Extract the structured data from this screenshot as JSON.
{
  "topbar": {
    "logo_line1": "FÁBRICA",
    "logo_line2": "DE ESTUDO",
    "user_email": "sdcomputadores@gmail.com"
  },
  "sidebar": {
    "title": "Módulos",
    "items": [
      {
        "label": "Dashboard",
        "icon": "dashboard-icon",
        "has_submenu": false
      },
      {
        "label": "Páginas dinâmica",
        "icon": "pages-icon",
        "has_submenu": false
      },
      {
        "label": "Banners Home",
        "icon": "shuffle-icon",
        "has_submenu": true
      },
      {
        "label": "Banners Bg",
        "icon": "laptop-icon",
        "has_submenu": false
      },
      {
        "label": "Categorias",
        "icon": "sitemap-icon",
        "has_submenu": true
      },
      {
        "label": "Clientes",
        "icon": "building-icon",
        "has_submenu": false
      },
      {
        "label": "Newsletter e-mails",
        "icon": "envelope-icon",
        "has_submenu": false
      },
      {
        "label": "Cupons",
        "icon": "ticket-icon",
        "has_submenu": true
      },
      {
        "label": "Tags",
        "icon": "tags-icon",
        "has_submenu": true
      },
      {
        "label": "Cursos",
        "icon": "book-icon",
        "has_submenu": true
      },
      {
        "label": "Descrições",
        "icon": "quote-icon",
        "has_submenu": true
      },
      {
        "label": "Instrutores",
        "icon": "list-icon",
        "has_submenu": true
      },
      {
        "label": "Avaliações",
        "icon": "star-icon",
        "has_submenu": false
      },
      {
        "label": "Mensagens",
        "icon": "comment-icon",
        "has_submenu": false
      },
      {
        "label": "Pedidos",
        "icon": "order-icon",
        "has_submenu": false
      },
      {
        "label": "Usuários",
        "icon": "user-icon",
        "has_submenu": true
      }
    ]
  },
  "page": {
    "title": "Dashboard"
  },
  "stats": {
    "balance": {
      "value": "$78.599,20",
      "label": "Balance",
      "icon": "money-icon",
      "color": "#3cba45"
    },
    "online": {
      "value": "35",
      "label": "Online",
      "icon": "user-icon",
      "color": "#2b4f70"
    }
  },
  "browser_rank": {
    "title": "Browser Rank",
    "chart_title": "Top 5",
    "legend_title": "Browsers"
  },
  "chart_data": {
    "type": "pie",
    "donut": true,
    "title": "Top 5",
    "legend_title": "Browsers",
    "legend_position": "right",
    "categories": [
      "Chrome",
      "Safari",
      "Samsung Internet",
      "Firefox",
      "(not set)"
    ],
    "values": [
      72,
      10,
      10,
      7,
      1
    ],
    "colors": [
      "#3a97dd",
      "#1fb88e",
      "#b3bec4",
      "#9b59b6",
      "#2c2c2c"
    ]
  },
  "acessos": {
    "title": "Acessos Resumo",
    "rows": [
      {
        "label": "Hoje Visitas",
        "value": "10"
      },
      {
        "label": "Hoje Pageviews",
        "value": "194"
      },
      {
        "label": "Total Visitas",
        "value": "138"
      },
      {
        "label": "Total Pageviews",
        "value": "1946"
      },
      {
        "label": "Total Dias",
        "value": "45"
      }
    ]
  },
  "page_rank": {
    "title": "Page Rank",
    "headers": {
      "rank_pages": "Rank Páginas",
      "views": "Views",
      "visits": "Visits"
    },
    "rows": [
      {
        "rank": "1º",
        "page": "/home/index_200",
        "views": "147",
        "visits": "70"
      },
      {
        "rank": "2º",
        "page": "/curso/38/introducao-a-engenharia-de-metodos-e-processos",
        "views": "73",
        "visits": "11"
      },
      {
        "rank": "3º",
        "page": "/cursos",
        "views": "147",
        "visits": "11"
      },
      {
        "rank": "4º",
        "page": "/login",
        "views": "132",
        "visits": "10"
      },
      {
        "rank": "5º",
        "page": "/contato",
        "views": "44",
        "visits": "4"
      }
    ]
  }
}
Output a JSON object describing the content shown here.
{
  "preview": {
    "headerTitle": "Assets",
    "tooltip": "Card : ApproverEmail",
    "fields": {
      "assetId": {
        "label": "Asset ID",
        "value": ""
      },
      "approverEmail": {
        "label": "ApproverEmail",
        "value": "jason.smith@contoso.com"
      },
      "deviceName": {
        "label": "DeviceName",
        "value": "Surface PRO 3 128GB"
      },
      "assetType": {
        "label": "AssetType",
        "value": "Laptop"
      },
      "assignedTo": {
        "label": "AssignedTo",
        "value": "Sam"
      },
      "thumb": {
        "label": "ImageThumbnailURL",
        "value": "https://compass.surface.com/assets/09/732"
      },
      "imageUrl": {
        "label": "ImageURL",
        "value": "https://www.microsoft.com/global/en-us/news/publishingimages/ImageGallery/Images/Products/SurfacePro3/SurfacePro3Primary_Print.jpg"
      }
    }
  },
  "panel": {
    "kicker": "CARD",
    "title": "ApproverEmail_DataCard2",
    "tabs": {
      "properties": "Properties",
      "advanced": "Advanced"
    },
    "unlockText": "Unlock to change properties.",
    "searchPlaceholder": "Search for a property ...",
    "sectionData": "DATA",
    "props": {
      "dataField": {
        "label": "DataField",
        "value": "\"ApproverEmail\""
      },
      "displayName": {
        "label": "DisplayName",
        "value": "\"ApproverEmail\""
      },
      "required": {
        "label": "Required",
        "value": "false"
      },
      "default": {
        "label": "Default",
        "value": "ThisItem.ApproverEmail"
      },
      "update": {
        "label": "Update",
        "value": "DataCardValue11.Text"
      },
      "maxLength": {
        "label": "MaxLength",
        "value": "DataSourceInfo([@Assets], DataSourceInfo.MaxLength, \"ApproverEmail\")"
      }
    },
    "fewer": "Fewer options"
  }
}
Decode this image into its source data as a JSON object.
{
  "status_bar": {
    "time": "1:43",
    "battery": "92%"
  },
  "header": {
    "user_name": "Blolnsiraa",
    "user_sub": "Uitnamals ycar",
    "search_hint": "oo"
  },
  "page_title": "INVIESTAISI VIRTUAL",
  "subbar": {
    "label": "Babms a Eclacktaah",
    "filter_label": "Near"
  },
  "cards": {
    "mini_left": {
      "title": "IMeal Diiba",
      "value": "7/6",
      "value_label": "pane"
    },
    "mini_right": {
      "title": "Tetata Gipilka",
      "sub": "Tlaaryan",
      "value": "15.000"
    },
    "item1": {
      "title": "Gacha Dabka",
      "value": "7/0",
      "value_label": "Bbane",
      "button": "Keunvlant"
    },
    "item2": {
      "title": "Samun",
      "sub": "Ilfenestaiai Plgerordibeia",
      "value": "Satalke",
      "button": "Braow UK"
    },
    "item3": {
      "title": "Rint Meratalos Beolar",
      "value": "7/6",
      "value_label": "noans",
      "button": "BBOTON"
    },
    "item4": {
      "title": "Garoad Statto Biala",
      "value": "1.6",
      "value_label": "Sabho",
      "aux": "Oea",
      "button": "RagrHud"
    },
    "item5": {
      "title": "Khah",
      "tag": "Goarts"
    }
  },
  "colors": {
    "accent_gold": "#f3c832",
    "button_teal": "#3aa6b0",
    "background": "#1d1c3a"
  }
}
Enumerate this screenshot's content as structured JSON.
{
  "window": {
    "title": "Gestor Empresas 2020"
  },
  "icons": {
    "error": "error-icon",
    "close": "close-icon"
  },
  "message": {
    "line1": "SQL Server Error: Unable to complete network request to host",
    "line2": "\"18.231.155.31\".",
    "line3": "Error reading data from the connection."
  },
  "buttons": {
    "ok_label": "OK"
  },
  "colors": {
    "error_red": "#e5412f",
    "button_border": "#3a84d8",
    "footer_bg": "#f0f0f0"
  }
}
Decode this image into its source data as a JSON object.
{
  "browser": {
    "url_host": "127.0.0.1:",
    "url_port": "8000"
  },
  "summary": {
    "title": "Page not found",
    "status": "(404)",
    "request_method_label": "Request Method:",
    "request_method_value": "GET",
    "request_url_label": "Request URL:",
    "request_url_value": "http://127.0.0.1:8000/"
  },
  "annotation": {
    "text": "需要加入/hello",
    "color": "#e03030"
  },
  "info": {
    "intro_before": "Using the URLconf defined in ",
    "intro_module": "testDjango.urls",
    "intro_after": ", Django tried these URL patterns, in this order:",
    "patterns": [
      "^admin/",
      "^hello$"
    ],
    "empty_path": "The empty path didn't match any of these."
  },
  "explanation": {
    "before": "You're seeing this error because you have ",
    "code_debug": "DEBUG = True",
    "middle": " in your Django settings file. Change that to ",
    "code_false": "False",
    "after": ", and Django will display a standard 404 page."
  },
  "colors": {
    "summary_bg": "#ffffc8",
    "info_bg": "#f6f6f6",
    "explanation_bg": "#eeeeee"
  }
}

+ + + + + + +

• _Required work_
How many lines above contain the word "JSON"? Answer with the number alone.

• _Solution to the problem_
5